A report out this morning from Far East suggested Apple could be interested in adopting Samsung’s new flexible OLED screens, presumably for use in iPads, iPhones and iPods. The South Korean conglomerate last year supplied Apple with nearly $8 billion worth of processors, NAND flash chips and screens for iOS devices.

Now, Samsung has reportedly received a “huge” number of orders for flexible OLED displays and supposedly Apple is among the phone makers interested in this technology. An iPhone with a flexible display, anyone? Just a pipe dream, you say? Bear with me for a second, there’s more to this than meets the eye…

Citing industry sources from Asia, The Korea Times reported on Monday:

Future versions of Apple’s iPhone, the definitive mobile device credited for taking the Internet beyond the personal computer, might bend and twist.

At least that seemed to be what Samsung Electronics Vice Chairman Kwon Oh-hyun was hinting at when he revealed that the company is getting “huge” orders from electronics makers for it futuristic lineup of flexible organic light emitting diode (OLED) displays. 

And according to the obligatory industry sources, “Apple is likely to be one of the handset makers asking Samsung to provide them flexible screens”.

Apple purchased nearly $8 billion worth of Samsung’s LCDs and chips last year and is expected to buy $11 billion worth of parts this year, the publication noted.

But just how realistic an iPhone with a flexible display is?

To answer this question, one needs to look no further than at what Samsung is planning.

Last October, PCWorld was able to confirm with the Galaxy maker that the company was “aiming to launch mobile phones with flexible displays” in 2012.

Here’s what their spokesperson said:

The flexible display, we are looking to introduce sometime in 2012, hopefully the earlier part. The application probably will start from the handset side.

Here’s a nice flexible Galaxy smartphone concept, credited to designer Heyon You.

Here, another one.

Who said only Apple fanboys claim the rights to jaw-dropping conceptual renders?

Now, Samsung isn’t joking.

Their plant in Tangjeong, South Chungcheong Province is already confirmed to produce some 960,000 flexible OLED sheets by the end of this year. Of course, 960,000 units is a far cry from the tens of millions of LCDs Apple uses in iOS devices sold every quarter.

Samsung Electronics chairman Kwon Oh-hyun insists that flexible OLED displays are here to stay:

We will be mass producing flexible OLED displays from the latter half of this year as the demand from our clients is significant.

Rival LG Display is also planning to produce flexible displays for mobile products that will debut in LG Electronics products.

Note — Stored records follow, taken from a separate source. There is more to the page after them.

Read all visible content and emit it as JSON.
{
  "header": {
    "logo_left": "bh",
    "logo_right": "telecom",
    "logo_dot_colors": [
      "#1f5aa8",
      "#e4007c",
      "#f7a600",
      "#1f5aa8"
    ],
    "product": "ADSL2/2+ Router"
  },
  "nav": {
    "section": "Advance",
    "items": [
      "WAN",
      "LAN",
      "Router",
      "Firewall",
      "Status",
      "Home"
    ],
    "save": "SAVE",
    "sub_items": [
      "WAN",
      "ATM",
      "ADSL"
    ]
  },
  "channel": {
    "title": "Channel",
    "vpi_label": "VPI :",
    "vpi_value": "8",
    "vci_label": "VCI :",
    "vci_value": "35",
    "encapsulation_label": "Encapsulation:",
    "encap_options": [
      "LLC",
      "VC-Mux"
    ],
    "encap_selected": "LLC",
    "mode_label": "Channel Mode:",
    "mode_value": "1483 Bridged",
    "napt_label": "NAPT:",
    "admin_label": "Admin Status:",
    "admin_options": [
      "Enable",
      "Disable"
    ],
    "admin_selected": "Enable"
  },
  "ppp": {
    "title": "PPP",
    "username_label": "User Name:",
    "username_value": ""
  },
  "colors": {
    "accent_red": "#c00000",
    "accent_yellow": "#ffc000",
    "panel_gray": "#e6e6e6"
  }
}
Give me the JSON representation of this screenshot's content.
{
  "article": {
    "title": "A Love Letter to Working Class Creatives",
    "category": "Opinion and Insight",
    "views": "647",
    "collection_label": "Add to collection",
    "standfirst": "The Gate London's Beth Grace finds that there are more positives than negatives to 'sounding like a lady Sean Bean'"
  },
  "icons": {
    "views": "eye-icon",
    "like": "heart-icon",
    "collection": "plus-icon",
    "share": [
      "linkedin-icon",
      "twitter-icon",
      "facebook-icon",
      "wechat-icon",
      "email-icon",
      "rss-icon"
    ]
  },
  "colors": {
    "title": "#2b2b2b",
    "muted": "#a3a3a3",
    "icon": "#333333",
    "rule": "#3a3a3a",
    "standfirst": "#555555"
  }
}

Samsung Display showed off concept devices featuring flexible OLED displays at ECS 2011. Images courtesy of OLED-Display.net

We should note at this point that Apple’s long been rumored to adopt OLED displays for iOS devices, but materials and manufacturing challenges have made it difficult for Samsung to satisfy its own appetite for OLED displays, let alone Apple’s.

And no, OLED panels are not mature enough for that rumored Apple television set.

Due to ongoing issues with low yield rates and high production costs, Samsung has only been able to use OLED displays sparingly in its flagship mobile devices.

OLED technology provides for brighter and more vivid colors, deeper blacks and lower power consumption compared to ordinary LCDs found in iPhones. Flexible technology augments these OLED benefits with greater durability. For example, flexible OLEDs can survive impacts from a hammer, says Samsung Display.

As noted by an analyst from a U.S.-based investment bank quoted in The Korean Times article, Samsung wouldn’t invest in flexible OLED technology if Apple didn’t share its enthusiasm:

If Samsung finds increasing industry demand for a futuristic product like flexible displays, it’s hard to imagine Apple doesn’t have something to do with it.

As seen in Samsung’s CES 2011 presentation right below, their bendable OLED display is rollable and can adopt curved appearances.

And here’s another clip with Samsung Mobile Display showing off a 4.5-inch flexible AMOLED display prototype featuring electro activity polymer.

Strictly theorizing, this technology could allow for the creation of a future iPhone that could fold into a wrist watch-like appearance.

It’s not just Samsung, Microsoft is also envisioning a post-PC future with flexible displays all around us.

Here, have a look at their Productivity Future vision.

With Microsoft developing computing concepts that call for bendable displays and Samsung already at work developing smartphones and tablets featuring flexible display technology, it wouldn’t be a stretch to assume that Apple too is at least toying with the flexible iPhone concept.

But even if prototypes of a flexible iPhone exist somewhere in Apple’s design lab, that’s not to say the company would market such a product in the foreseeable future, if ever.

Steve Jobs briefly addressed foldable display at the D8 conference, opining the technology is “many, many years into the future”.

But then again, Jobs also said Apple would never build a video-capable iPod and insisted the company hadn’t been building a mobile phone.

One thing’s for sure: someone out there is gonna mainstream mobile gadgets with bendable displays.

Summing up, a flexible iPhone could be in the cards, at least in theory.

Just don’t count on it happening soon.